:: EXERCISE ::
Pull out from the material below all lines with "Fliesen".

----

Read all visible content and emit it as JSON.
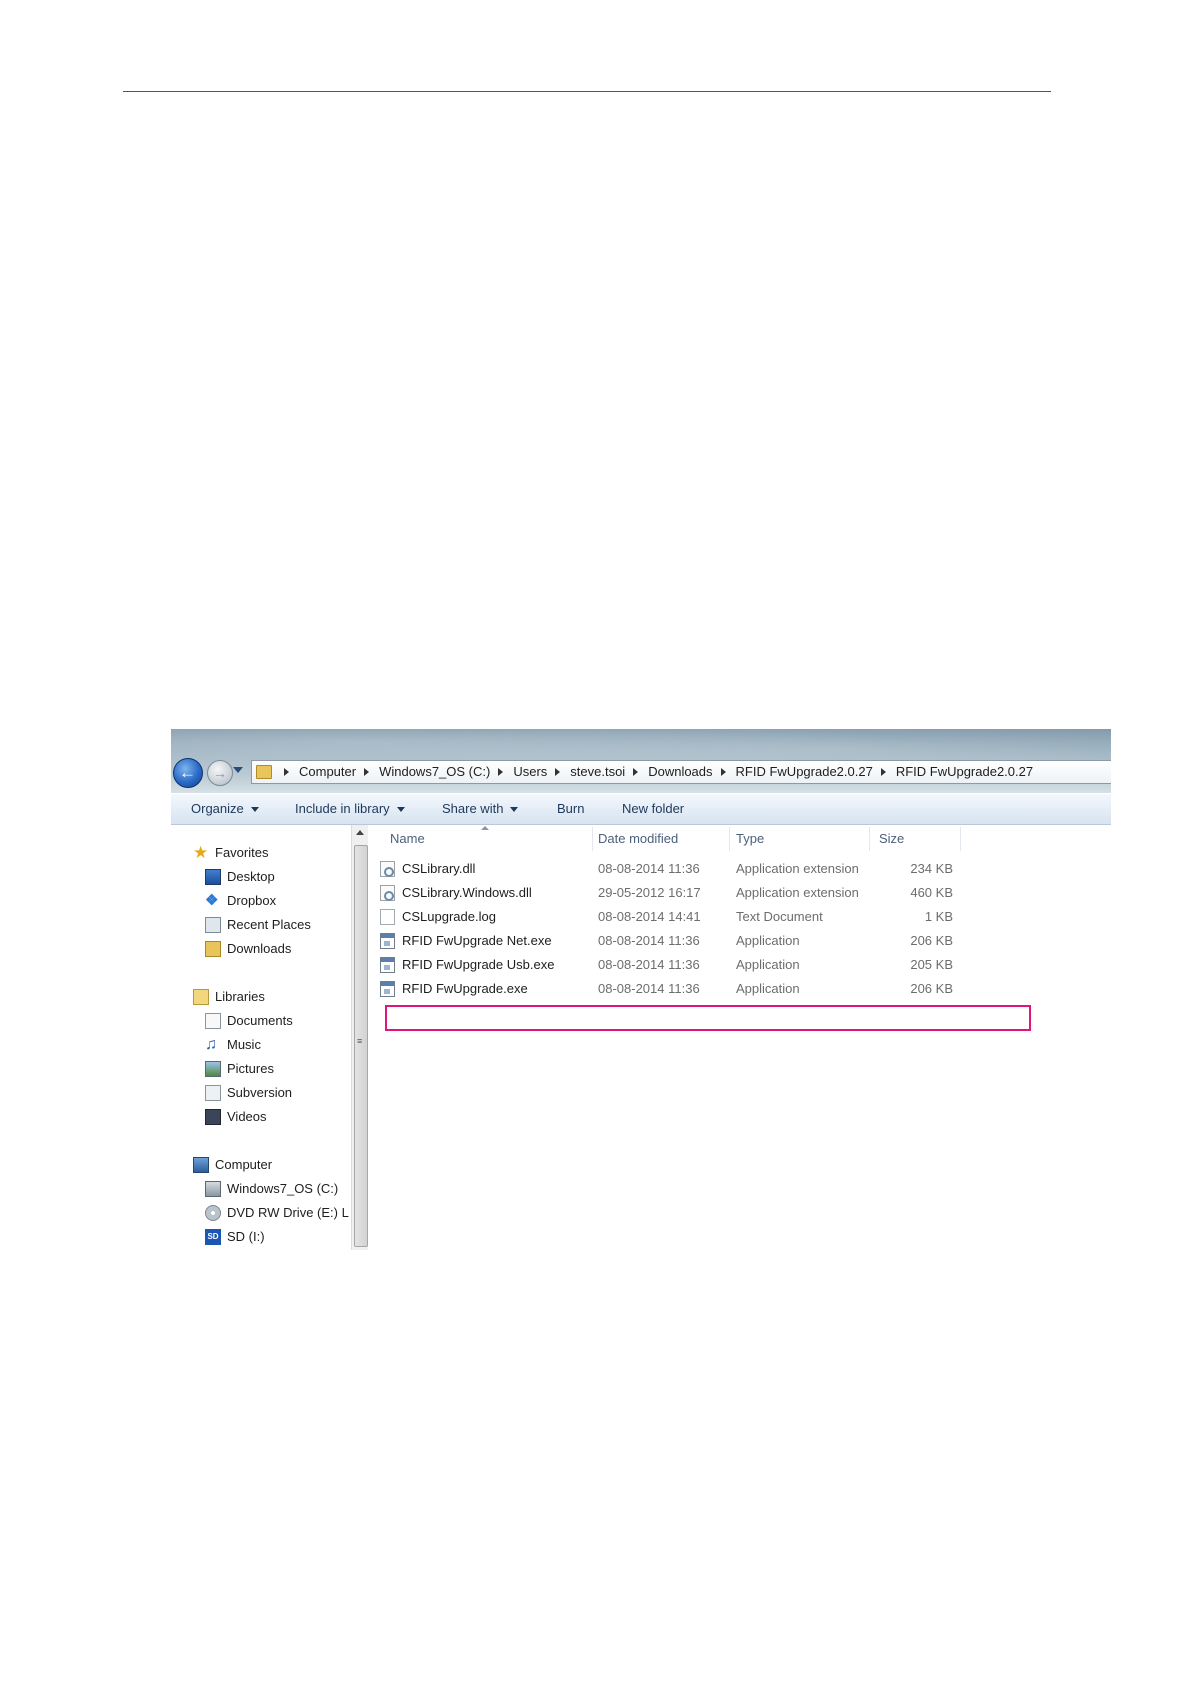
{
  "explorer": {
    "address": {
      "crumbs": [
        "Computer",
        "Windows7_OS (C:)",
        "Users",
        "steve.tsoi",
        "Downloads",
        "RFID FwUpgrade2.0.27",
        "RFID FwUpgrade2.0.27"
      ]
    },
    "toolbar": {
      "organize": "Organize",
      "include_in_library": "Include in library",
      "share_with": "Share with",
      "burn": "Burn",
      "new_folder": "New folder"
    },
    "nav": {
      "favorites": "Favorites",
      "desktop": "Desktop",
      "dropbox": "Dropbox",
      "recent_places": "Recent Places",
      "downloads": "Downloads",
      "libraries": "Libraries",
      "documents": "Documents",
      "music": "Music",
      "pictures": "Pictures",
      "subversion": "Subversion",
      "videos": "Videos",
      "computer": "Computer",
      "windows_os": "Windows7_OS (C:)",
      "dvd": "DVD RW Drive (E:) L",
      "sd": "SD (I:)",
      "sd_icon_text": "SD"
    },
    "columns": {
      "name": "Name",
      "date_modified": "Date modified",
      "type": "Type",
      "size": "Size"
    },
    "files": [
      {
        "name": "CSLibrary.dll",
        "date": "08-08-2014 11:36",
        "type": "Application extension",
        "size": "234 KB",
        "icon": "dll-icon"
      },
      {
        "name": "CSLibrary.Windows.dll",
        "date": "29-05-2012 16:17",
        "type": "Application extension",
        "size": "460 KB",
        "icon": "dll-icon"
      },
      {
        "name": "CSLupgrade.log",
        "date": "08-08-2014 14:41",
        "type": "Text Document",
        "size": "1 KB",
        "icon": "text-document-icon"
      },
      {
        "name": "RFID FwUpgrade Net.exe",
        "date": "08-08-2014 11:36",
        "type": "Application",
        "size": "206 KB",
        "icon": "application-icon"
      },
      {
        "name": "RFID FwUpgrade Usb.exe",
        "date": "08-08-2014 11:36",
        "type": "Application",
        "size": "205 KB",
        "icon": "application-icon"
      },
      {
        "name": "RFID FwUpgrade.exe",
        "date": "08-08-2014 11:36",
        "type": "Application",
        "size": "206 KB",
        "icon": "application-icon"
      }
    ],
    "highlight_color": "#e0147a"
  }
}
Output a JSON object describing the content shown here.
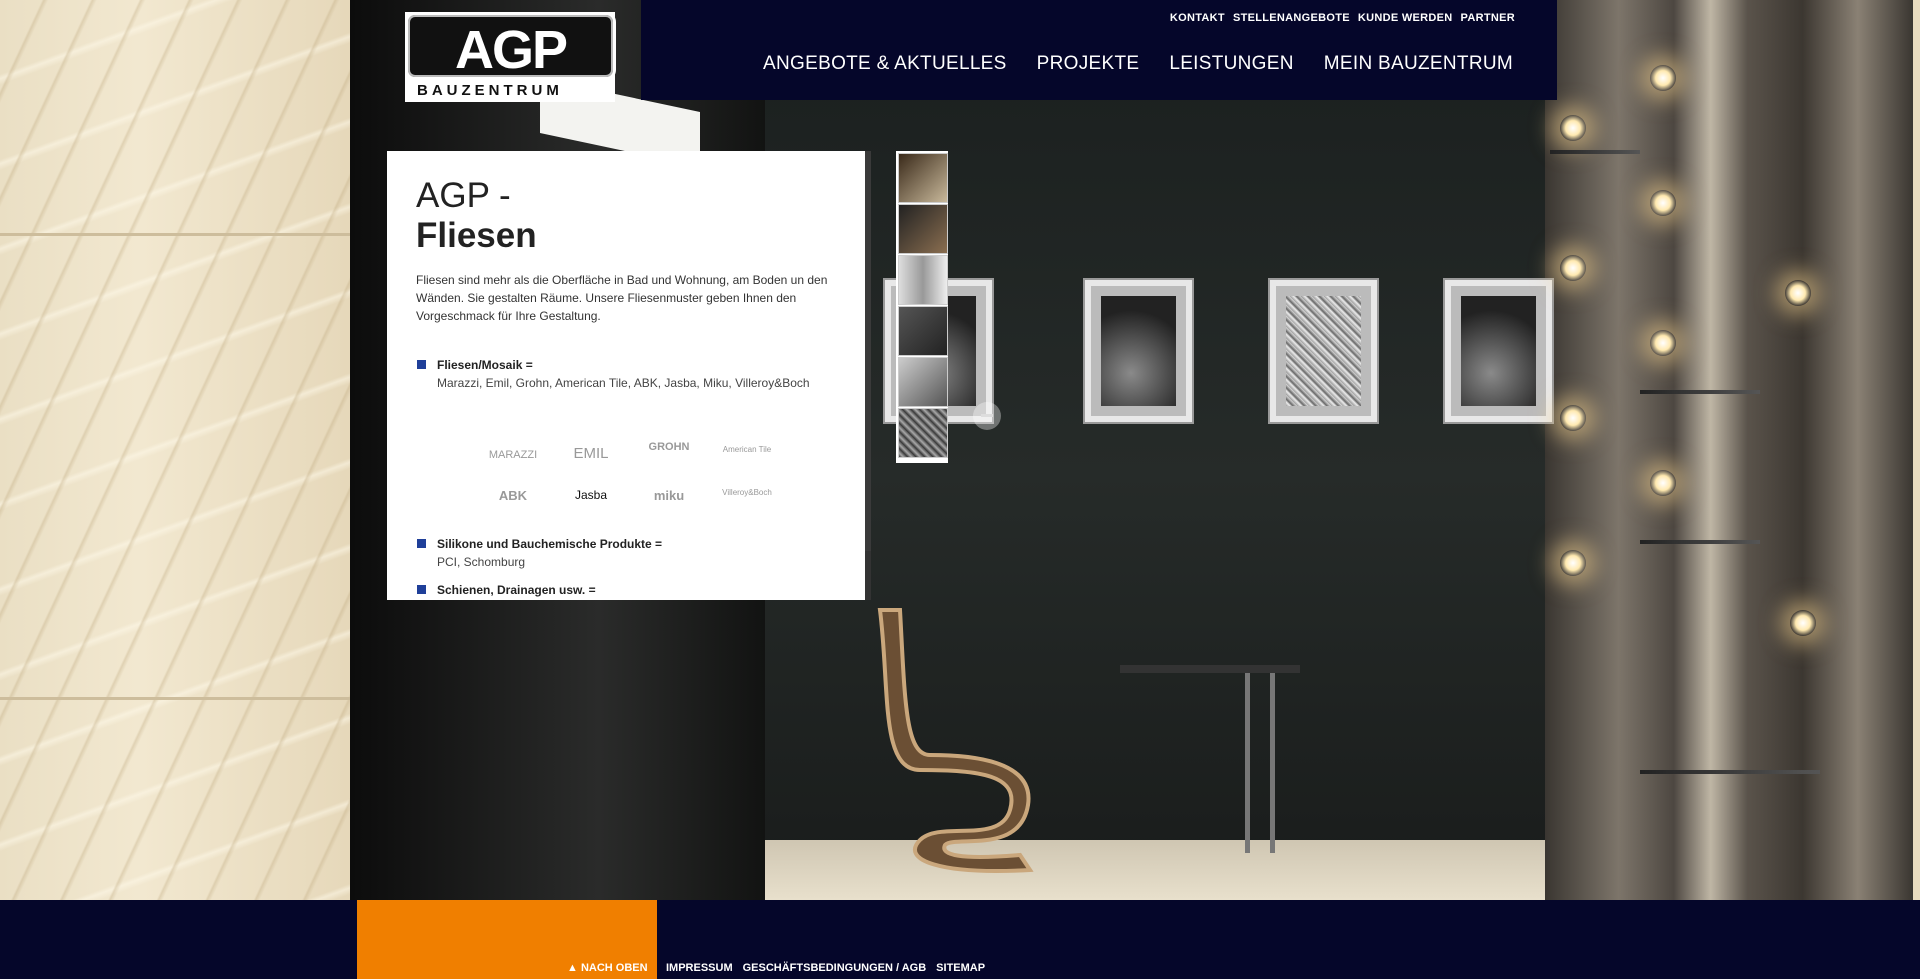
{
  "brand": {
    "logo_text": "AGP",
    "logo_sub": "BAUZENTRUM"
  },
  "topnav": [
    "KONTAKT",
    "STELLENANGEBOTE",
    "KUNDE WERDEN",
    "PARTNER"
  ],
  "mainnav": [
    "ANGEBOTE & AKTUELLES",
    "PROJEKTE",
    "LEISTUNGEN",
    "MEIN BAUZENTRUM"
  ],
  "panel": {
    "title_line1": "AGP -",
    "title_line2": "Fliesen",
    "intro": "Fliesen sind mehr als die Oberfläche in Bad und Wohnung, am Boden un den Wänden. Sie gestalten Räume. Unsere Fliesenmuster geben Ihnen den Vorgeschmack für Ihre Gestaltung.",
    "items": [
      {
        "title": "Fliesen/Mosaik =",
        "detail": "Marazzi, Emil, Grohn, American Tile, ABK, Jasba, Miku, Villeroy&Boch"
      },
      {
        "title": "Silikone und Bauchemische Produkte =",
        "detail": "PCI, Schomburg"
      },
      {
        "title": "Schienen, Drainagen usw. =",
        "detail": ""
      }
    ],
    "brands": [
      "MARAZZI",
      "EMIL",
      "GROHN",
      "American Tile",
      "ABK",
      "Jasba",
      "miku",
      "Villeroy&Boch"
    ]
  },
  "footer": {
    "up_label": "NACH OBEN",
    "links": [
      "IMPRESSUM",
      "GESCHÄFTSBEDINGUNGEN / AGB",
      "SITEMAP"
    ]
  },
  "colors": {
    "navy": "#05062a",
    "orange": "#f07f00",
    "bullet": "#1f3f99"
  },
  "icons": {
    "up": "chevron-up-icon",
    "slider_control": "minus-icon"
  }
}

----

:: RESPONSE ::
    "title_line2": "Fliesen",
    "intro": "Fliesen sind mehr als die Oberfläche in Bad und Wohnung, am Boden un den Wänden. Sie gestalten Räume. Unsere Fliesenmuster geben Ihnen den Vorgeschmack für Ihre Gestaltung.",
        "title": "Fliesen/Mosaik =",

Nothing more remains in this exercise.